Excess pounds in the form of fat, not only increase your weight but also increase your risk of suffering from a health condition. According to Harvard Health, obese and overweight people with high body fat are more likely to have heart disease, diabetes, cancer and depression. High visceral fat is of particular concern. Visceral fat lies out of reach, deep within the abdominal cavity, where it pads the spaces between our abdominal organs. It is a key player in a variety of health problems —much more so than subcutaneous fat, the kind you can grasp (or "pinch") with your hand (3) (4) (5).

You could find out your accurate body fat percentage with a DEXA Scan and a BOD POD test. While the BOD POD can be the fastest body fat assessment, the DEXA Scan can provide you with additional data such as body fat distribution, visceral adipose tissue, muscle symmetry and bone health.




2. Measuring the Resting Metabolic Rate



The Resting Metabolic Rate or RMR is the minimum number of calories you need to perform basic functions, such as maintaining heart rate and body heat, breathing and keeping up brain activity. The RMR test measures the number of calories you burn at rest, doing nothing more than sitting all day.

The Resting Metabolic Rate test helps you develop a more efficient diet and exercise plan. If you know your Resting Metabolic Rate, you can calculate the number of calories you need on a daily basis (Total Energy Expenditure). When you get the right number of calories, you not only manage your weight better, instead of guessing, but you also feel more energized during the day; your brain activity and productivity increase (6).



3. Dietary Analysis



Since your body is different than anyone else’s, your daily recommended food and nutrient intake should be personalized. Some foods cannot be processed by your digestive system. You might be deficient when it comes to certain nutrients. Some foods can make you sick. You might have allergies or intolerances, just like you have food preferences.

A detailed analysis of your diet  can help you examine your current food choices and understand what changes to make. For instance, a food log analysis, coupled with a detailed overview of your lifestyle, history and goals, can be used to compare your current nutrition profile with clinical guidelines for a balanced diet. This can help you personalize your diet based on your unique health profile, lifestyle and goals.



There is always going to be a distraction, another responsibility, something unexpected that can affect your wellbeing negatively.

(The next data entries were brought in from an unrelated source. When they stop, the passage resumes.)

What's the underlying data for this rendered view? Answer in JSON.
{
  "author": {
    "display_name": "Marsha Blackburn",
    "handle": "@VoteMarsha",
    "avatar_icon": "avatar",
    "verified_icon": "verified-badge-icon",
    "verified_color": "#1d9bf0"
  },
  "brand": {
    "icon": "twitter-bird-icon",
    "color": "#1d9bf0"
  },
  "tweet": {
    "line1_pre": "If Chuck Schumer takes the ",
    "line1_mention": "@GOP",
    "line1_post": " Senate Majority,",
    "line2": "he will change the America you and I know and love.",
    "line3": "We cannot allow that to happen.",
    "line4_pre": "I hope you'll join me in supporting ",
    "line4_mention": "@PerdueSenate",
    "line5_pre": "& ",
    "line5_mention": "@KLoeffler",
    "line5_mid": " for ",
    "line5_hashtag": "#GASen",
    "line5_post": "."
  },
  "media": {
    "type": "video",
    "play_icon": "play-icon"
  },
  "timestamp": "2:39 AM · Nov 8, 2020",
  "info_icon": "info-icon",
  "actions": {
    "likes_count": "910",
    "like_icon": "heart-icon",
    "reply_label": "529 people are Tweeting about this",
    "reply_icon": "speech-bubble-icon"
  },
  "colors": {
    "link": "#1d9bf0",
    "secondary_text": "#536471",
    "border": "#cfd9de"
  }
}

However, if you know your body well, you understand what it needs and can manage it in a more data-driven, scientific manner.

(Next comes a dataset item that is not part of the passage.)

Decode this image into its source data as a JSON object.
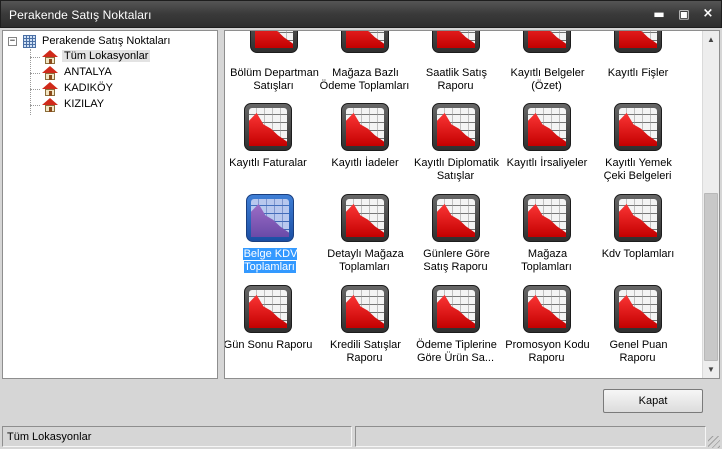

You owe it your body to stick to biometrics and data, rather than fads.